The failure to put through the local plan led to the government stepping in to speed up the process. A fresh call for housing sites was made following the vote.
Thanet District Council is now in ‘intervention’ with the Government closely monitoring progress. If Thanet District Council fails to publish a new plan, there is a risk of further direct intervention.
Council leader Bob Bayford asked officers to provide two local plan options for consideration by Cabinet.
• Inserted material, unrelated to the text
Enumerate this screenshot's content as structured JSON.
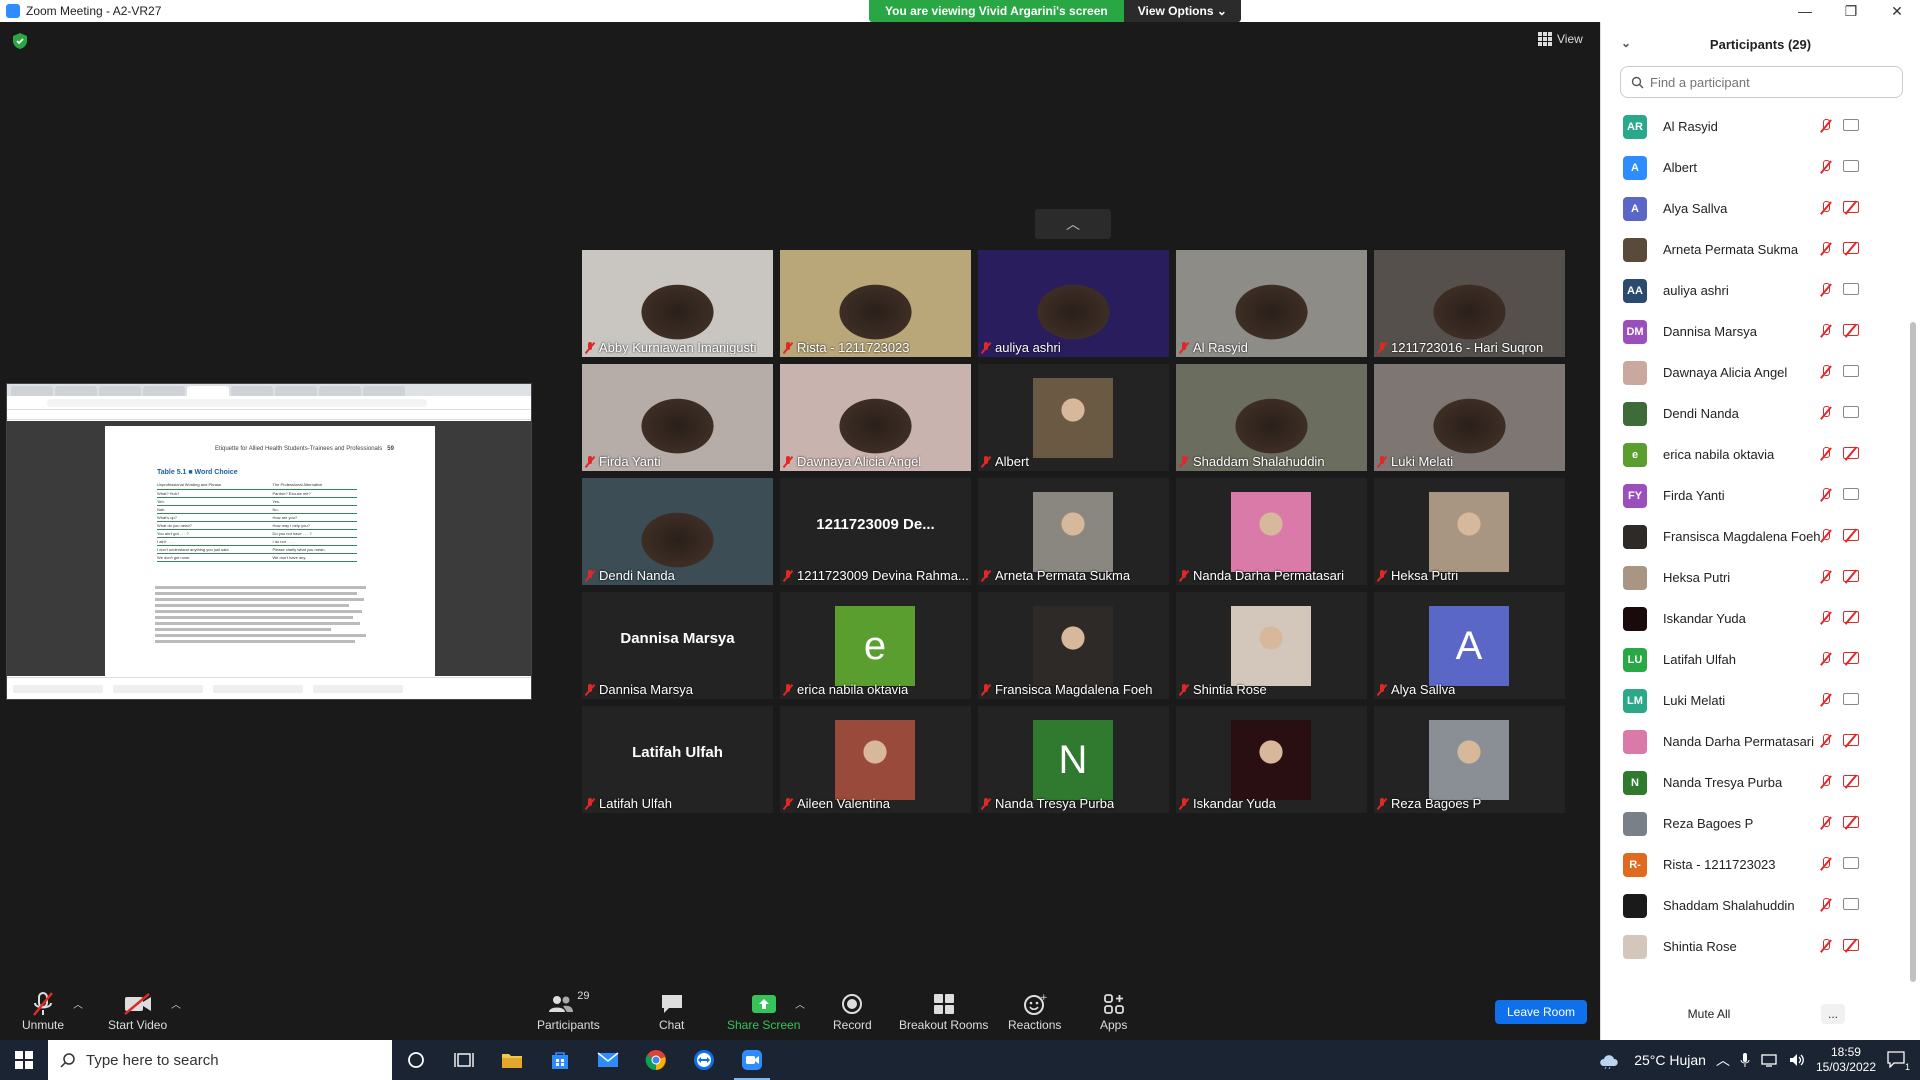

The first is the original plan, which was rejected in January 2018.
The second is an option which does not seek to change the existing ‘lawful’ aviation-only use of Manston and transfers the housing originally proposed for the site to other parts of the district.
However campaigners say they are not happy with the wording of option 2 which actually strikes out aviation only policies SP05 and EC4 and replaces them with ‘text’ that “recognises the existing use of the airport and acknowledges the current Development Consent Order (DCO) process for the site.”
Members of Save Manston Airport association say the text will carry little, if any, weight in planning law and suggest a third option based on a decision made in Crawley which would mean the Manston airport houses do not need to be reallocated.
In Crawley’s case it was agreed as long as there is not a definite decision to build a second runway at Gatwick, the houses that might be built on there do not have to be built elsewhere, because if there is a decision not to build a second runway, they would then be built on that land.
Campaigners say the equivalent for Manston is that until such a time as the DCO is finally decided one way or another, the 2,500 houses originally proposed for the site can be safely left in limbo – as long as policies SP05 and EC4 are maintained.
The content of option two has also been criticised by those in favour of development plans for homes, business and leisure at the site from landowners Stone Hill Park.
They say EC4’s removal shows there is no evidence to keep it in place. It has also been suggested that adoption of this option could effectively mothball the Manston site until the local plan runs out in 2031 but will mean villages bearing the brunt of more housing.
Cabinet will vote on the proposals on July 2. It will go before full council on July 19.